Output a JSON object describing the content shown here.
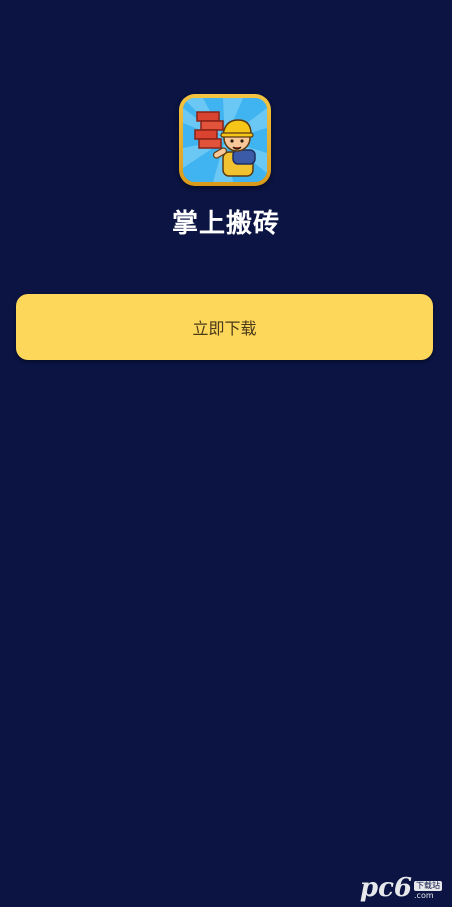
{
  "app": {
    "title": "掌上搬砖",
    "icon": "brick-worker-game-icon"
  },
  "actions": {
    "download_label": "立即下载"
  },
  "watermark": {
    "logo": "pc6",
    "tag": "下载站",
    "domain": ".com"
  },
  "colors": {
    "background": "#0b1442",
    "button": "#fdd75a",
    "button_text": "#4a3a1a",
    "title": "#ffffff"
  }
}
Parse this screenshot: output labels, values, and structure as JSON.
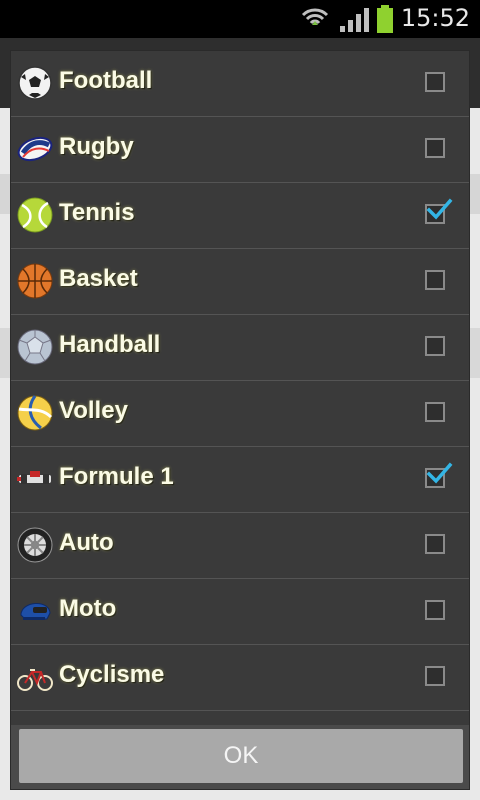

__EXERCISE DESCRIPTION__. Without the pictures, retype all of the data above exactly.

__RESPONSE BELOW__.
Output a JSON object describing the content shown here.
{
  "app": {
    "title": "掌上搬砖",
    "icon": "brick-worker-game-icon"
  },
  "actions": {
    "download_label": "立即下载"
  },
  "watermark": {
    "logo": "pc6",
    "tag": "下载站",
    "domain": ".com"
  },
  "colors": {
    "background": "#0b1442",
    "button": "#fdd75a",
    "button_text": "#4a3a1a",
    "title": "#ffffff"
  }
}
Parse this screenshot: output labels, values, and structure as JSON.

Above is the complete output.